- Task statement:
Check each line of the entries for "price" and report the ones that have it.

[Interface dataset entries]
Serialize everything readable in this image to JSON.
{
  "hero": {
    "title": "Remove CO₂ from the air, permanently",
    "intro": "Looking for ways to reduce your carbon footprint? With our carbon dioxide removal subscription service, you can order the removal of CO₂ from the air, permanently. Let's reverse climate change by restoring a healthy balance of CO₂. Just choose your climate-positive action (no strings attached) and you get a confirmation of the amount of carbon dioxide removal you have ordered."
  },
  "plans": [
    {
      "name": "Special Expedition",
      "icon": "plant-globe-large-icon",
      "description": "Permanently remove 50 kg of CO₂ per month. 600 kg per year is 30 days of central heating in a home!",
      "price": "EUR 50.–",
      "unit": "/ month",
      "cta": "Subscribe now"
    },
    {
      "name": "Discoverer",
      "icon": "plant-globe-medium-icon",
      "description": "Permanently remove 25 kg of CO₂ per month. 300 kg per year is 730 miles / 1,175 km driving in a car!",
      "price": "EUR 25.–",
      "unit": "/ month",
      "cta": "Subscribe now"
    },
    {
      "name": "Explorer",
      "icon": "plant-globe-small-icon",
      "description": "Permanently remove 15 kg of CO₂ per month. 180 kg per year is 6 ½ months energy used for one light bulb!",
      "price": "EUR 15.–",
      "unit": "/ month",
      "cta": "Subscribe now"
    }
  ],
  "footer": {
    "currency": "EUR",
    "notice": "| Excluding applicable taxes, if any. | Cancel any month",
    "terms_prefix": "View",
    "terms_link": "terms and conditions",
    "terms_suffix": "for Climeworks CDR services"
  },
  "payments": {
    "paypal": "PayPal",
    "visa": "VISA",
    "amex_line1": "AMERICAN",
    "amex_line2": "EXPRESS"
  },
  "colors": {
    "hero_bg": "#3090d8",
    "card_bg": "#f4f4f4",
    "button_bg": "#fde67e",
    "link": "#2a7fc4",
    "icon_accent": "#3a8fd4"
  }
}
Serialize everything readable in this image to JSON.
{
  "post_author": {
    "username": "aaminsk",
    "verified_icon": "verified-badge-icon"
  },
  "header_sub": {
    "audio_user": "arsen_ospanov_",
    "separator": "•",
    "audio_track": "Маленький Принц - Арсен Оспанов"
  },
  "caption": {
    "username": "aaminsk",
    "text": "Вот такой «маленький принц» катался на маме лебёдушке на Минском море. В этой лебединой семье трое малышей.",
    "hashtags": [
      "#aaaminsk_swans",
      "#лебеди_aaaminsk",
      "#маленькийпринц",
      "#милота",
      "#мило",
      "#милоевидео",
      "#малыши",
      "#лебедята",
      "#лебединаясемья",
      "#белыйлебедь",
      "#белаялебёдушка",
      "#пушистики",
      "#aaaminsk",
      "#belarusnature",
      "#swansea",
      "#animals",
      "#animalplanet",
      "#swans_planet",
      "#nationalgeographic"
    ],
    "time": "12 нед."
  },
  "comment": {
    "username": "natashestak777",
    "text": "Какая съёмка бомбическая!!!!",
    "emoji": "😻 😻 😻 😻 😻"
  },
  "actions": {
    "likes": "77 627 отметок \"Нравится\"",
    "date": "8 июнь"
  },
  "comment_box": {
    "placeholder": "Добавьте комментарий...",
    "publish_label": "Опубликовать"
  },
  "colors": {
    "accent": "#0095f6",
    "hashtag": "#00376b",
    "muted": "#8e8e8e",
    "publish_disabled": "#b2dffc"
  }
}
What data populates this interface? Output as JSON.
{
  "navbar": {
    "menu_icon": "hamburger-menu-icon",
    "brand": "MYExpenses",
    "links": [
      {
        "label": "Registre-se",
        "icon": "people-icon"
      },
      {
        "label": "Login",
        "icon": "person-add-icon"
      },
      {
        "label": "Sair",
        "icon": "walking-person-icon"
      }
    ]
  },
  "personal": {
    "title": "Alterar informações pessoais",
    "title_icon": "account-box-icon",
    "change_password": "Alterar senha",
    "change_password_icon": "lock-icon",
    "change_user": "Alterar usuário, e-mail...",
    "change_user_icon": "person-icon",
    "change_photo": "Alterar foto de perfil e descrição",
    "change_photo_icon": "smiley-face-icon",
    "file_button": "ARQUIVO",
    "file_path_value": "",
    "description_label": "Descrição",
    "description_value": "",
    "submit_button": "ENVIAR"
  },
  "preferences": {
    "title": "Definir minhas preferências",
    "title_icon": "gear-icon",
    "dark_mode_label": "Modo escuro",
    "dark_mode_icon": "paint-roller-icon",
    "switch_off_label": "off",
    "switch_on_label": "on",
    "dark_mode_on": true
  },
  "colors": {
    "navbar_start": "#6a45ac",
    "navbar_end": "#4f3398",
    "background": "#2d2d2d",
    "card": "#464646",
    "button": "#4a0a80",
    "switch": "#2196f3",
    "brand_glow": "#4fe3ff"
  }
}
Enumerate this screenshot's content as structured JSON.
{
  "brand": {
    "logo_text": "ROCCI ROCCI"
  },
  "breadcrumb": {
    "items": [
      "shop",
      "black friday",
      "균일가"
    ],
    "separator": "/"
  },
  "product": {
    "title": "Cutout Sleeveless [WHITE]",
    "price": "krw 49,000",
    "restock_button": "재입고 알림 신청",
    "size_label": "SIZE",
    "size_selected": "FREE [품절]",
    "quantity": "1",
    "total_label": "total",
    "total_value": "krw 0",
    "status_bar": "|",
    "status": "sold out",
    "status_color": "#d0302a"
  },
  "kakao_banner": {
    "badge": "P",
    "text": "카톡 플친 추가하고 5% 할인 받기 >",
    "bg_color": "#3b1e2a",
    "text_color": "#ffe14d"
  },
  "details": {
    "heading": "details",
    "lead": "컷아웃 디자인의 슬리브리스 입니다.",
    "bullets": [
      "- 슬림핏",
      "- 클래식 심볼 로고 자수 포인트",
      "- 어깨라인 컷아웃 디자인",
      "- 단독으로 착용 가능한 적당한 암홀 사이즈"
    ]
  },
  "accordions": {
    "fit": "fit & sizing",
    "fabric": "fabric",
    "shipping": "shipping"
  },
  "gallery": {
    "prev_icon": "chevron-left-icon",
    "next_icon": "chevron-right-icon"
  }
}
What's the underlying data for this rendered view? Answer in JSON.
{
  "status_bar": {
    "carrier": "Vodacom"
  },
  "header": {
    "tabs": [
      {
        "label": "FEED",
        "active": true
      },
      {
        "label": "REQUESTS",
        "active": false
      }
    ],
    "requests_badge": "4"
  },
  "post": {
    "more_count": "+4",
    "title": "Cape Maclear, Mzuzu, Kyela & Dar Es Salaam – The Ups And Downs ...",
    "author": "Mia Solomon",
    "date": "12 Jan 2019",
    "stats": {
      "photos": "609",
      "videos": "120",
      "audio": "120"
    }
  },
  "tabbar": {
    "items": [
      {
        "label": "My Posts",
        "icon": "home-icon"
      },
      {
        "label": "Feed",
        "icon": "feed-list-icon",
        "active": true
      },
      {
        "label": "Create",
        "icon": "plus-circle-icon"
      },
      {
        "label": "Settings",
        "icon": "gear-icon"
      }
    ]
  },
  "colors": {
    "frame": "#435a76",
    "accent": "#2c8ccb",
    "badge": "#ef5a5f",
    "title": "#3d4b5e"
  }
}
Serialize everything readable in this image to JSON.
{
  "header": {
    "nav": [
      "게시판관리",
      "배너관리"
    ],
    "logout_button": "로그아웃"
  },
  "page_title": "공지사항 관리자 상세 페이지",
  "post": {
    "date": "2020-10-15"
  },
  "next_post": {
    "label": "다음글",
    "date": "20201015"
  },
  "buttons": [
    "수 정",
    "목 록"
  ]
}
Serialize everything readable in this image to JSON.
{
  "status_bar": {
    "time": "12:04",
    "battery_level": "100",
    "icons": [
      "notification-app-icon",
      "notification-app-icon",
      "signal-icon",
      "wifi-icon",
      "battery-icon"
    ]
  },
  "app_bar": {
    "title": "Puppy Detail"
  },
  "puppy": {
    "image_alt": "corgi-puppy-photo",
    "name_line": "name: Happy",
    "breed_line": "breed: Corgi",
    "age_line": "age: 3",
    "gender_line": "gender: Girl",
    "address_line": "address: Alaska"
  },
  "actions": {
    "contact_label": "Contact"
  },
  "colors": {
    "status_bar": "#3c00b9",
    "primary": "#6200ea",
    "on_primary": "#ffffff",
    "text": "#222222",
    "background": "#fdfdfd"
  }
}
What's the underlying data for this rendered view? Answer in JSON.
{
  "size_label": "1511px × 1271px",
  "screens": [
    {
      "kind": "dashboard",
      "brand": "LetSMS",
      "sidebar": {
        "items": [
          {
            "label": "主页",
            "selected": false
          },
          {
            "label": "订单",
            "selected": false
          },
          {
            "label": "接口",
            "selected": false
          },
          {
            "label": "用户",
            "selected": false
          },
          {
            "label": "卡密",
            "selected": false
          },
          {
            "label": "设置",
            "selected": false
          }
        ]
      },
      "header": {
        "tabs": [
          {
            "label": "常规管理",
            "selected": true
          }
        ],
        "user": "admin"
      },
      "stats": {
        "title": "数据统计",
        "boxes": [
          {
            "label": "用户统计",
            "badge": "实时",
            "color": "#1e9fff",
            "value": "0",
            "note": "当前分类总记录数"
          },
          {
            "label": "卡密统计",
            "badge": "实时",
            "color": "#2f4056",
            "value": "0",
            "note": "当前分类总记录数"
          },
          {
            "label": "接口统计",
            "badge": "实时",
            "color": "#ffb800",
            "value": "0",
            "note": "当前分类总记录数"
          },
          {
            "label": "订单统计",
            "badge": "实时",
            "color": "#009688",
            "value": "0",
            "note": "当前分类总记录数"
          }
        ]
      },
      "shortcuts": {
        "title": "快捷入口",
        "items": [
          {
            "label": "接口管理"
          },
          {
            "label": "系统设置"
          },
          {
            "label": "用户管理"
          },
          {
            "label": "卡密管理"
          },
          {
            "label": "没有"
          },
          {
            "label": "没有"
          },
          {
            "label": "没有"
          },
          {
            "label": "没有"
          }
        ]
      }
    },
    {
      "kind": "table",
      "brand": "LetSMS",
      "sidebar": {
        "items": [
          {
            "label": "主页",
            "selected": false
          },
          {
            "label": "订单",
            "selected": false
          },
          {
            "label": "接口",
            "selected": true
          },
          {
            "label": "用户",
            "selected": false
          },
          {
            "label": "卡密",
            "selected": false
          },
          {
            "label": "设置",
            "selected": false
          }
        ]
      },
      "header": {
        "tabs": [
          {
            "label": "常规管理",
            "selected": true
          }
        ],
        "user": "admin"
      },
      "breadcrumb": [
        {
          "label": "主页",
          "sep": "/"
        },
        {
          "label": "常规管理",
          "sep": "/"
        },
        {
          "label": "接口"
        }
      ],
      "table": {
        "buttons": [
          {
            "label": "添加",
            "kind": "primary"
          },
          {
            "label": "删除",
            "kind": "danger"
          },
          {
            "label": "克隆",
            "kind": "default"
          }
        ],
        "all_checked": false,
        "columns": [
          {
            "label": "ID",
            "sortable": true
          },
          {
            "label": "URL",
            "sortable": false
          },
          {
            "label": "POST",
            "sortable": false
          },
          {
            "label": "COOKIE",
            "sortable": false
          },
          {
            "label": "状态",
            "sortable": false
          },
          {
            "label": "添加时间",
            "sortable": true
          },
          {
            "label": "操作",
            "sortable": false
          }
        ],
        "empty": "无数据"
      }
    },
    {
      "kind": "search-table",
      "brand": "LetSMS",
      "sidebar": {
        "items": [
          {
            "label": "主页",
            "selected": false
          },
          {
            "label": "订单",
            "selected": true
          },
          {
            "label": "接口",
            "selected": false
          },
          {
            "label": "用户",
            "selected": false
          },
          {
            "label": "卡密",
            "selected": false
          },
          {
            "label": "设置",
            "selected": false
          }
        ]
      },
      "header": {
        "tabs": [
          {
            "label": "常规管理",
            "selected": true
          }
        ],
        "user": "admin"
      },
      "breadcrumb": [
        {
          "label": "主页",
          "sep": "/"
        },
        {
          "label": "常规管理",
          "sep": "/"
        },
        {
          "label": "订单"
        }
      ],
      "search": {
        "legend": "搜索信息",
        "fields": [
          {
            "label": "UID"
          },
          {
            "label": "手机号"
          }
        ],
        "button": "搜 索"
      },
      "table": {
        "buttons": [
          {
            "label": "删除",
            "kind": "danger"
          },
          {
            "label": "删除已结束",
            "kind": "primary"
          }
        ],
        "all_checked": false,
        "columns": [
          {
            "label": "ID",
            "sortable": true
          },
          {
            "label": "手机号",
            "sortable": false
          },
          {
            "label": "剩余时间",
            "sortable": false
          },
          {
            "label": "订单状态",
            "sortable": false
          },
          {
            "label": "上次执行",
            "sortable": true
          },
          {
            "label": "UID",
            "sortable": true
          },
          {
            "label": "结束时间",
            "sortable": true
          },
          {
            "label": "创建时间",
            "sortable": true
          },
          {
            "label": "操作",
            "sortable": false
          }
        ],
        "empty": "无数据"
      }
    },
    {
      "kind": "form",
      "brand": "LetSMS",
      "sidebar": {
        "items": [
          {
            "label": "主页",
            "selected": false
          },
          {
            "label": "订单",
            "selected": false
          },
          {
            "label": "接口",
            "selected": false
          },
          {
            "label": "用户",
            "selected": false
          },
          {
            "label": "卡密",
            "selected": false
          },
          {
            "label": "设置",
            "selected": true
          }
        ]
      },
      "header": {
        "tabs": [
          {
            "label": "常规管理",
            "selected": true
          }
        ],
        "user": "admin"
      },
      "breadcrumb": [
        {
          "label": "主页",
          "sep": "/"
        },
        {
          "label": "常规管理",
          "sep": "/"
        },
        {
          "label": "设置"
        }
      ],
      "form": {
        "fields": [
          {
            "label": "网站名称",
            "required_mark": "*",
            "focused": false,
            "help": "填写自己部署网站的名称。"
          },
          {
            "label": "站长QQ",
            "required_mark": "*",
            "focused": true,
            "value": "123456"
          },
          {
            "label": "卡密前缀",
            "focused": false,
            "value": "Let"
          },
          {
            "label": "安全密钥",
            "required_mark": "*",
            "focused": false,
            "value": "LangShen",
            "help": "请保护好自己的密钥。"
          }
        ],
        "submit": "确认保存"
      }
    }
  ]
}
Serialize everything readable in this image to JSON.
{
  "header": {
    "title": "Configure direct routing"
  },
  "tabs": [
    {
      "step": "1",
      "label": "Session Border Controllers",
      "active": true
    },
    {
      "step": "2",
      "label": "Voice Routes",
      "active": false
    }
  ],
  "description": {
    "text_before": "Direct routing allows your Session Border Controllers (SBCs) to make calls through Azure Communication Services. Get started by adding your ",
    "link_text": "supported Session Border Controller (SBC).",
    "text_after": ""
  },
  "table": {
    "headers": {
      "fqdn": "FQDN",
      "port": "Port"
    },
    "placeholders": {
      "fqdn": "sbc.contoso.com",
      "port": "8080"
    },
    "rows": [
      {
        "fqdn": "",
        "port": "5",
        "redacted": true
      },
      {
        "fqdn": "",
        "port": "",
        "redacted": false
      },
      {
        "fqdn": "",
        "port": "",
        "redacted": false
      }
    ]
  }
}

- Written solution:
      "price": "EUR 50.–",
      "price": "EUR 25.–",
      "price": "EUR 15.–",
    "price": "krw 49,000",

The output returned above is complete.